Or maybe that wasn't fair. Maybe they were trying to keep me out of harm's way in case there was a protest. But I was pretty sure it was more about making sure I didn't do anything wrong or talk to a disgruntled Tibetan (as if I can't talk to one of those at home or in India) rather than keeping me safe.
I had to pay for the privilege of letting the mothership keep an eye on me, and hotels weren't even part of the deal.
I researched hotels—hmm, that's odd. Many Tibetan hotels websites are blocked in China, though 5.8 million Chinese tourists visited Tibet in 2010, wanna explain that one?—read up on how some people hate the train and think the easy access of Beijing to Tibet is harmful to its culture, and had a friend tell me how bored he was on the 44-hour journey in a sealed capsule. I read a New Yorker article that said there had been plenty of available berths on a sold-out train. But I couldn't risk it. I returned to the travel agent.
"Book the plane for me. And here are some hotels I'd like you to call."
I'd decided to phrase it in a way that made it clear that she was the agent, not me, and she needed to do the booking.
She called the places on my list.
They were all booked.
"It is high season," she shrugged. "Many Chinese are there."
"So there are no hotel rooms in Lhasa?"
"There will be rooms."
I sat flummoxed and counted to ten. I...am...not...going...to...yell...at...this...young...woman.
"Well, how about you tell me where there are rooms then."
"There are many rooms. What standard would you like?"
I guess it had escaped her notice that I was staying in a backpackers lodge. That she worked in.
"Please tell me, where would you stay in Lhasa?"
"Where I would stay will be sold out."
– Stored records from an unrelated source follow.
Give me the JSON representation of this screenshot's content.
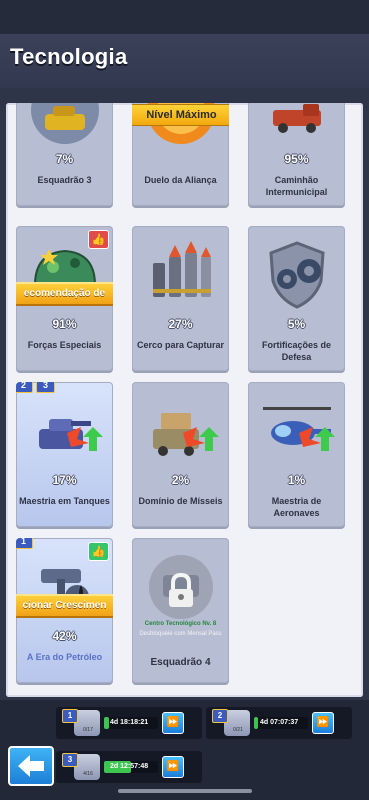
{
  "title": "Tecnologia",
  "cards": [
    {
      "id": "esquadrao-3",
      "percent": "7%",
      "name": "Esquadrão 3"
    },
    {
      "id": "duelo",
      "percent": "",
      "name": "Duelo da Aliança",
      "badge": "Nível Máximo"
    },
    {
      "id": "caminhao",
      "percent": "95%",
      "name": "Caminhão Intermunicipal"
    },
    {
      "id": "forcas",
      "percent": "91%",
      "name": "Forças Especiais",
      "ribbon": "ecomendação de"
    },
    {
      "id": "cerco",
      "percent": "27%",
      "name": "Cerco para Capturar"
    },
    {
      "id": "fortificacoes",
      "percent": "5%",
      "name": "Fortificações de Defesa"
    },
    {
      "id": "tanques",
      "percent": "17%",
      "name": "Maestria em Tanques",
      "levels": [
        "2",
        "3"
      ]
    },
    {
      "id": "misseis",
      "percent": "2%",
      "name": "Domínio de Mísseis"
    },
    {
      "id": "aeronaves",
      "percent": "1%",
      "name": "Maestria de Aeronaves"
    },
    {
      "id": "petroleo",
      "percent": "42%",
      "name": "A Era do Petróleo",
      "levels": [
        "1"
      ],
      "ribbon": "cionar Crescimen"
    },
    {
      "id": "esquadrao-4",
      "name": "Esquadrão 4",
      "lock_title": "Centro Tecnológico Nv. 8",
      "lock_sub": "Desbloqueie com Mensal Pass"
    }
  ],
  "queue": [
    {
      "level": "1",
      "count": "0/17",
      "time": "4d 18:18:21",
      "progress": 0.1
    },
    {
      "level": "2",
      "count": "0/21",
      "time": "4d 07:07:37",
      "progress": 0.08
    },
    {
      "level": "3",
      "count": "4/16",
      "time": "2d 12:57:48",
      "progress": 0.5
    }
  ],
  "colors": {
    "accent": "#1d7fd6",
    "progress": "#3dc64f",
    "badge": "#f2a80f"
  }
}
"Please understand that I do not know anything about hotels in Lhasa. I am relying on you to give me information about hotels in Lhasa. Where would you stay if it wasn't sold out?"
"Can you please call Cool Yak?"
She did. Booked solid.
She whipped out a map and showed me other hotels, then called them as I pushed.
"Do you want to stay at Yak?"
"I thought you just called them."
"Not Cool Yak. Yak."
"What is Yak?"
"It is a big hotel. Maybe the tour operator can get us a room there."
Finally, we were getting somewhere. The tour operator could book the room! Now there's a plan.
She sent an email.
"It will be okay. They will find you a room."
My head was spinning. I had to get out of this hostel, see something that made sense.
So I walked over to the train station to try to find the fake Apple Store I'd spotted through the rain during the taxi ride to the hostel.
The fake Apple Store thing had been a big story the week before. I'd read that there had been five in Kunming alone.
The fake Apple Store had been the first thing I'd seen of Chengdu.
And it was a beautiful shop, completely convincing. The "geniuses" even had little iPods around their necks.
I pretended to be studying the wall of iPhone cases, holding my phone out at arm's distance against the cases. I wanted to snap a few photos of the fake Apple Store but doubted they employees would appreciate it after last week's media frenzy.
That's it. Now we know. How to tell a fake Apple Store from a real Apple Store?
The clerk tried to sell me an iPhone 4 case for my iPhone 2.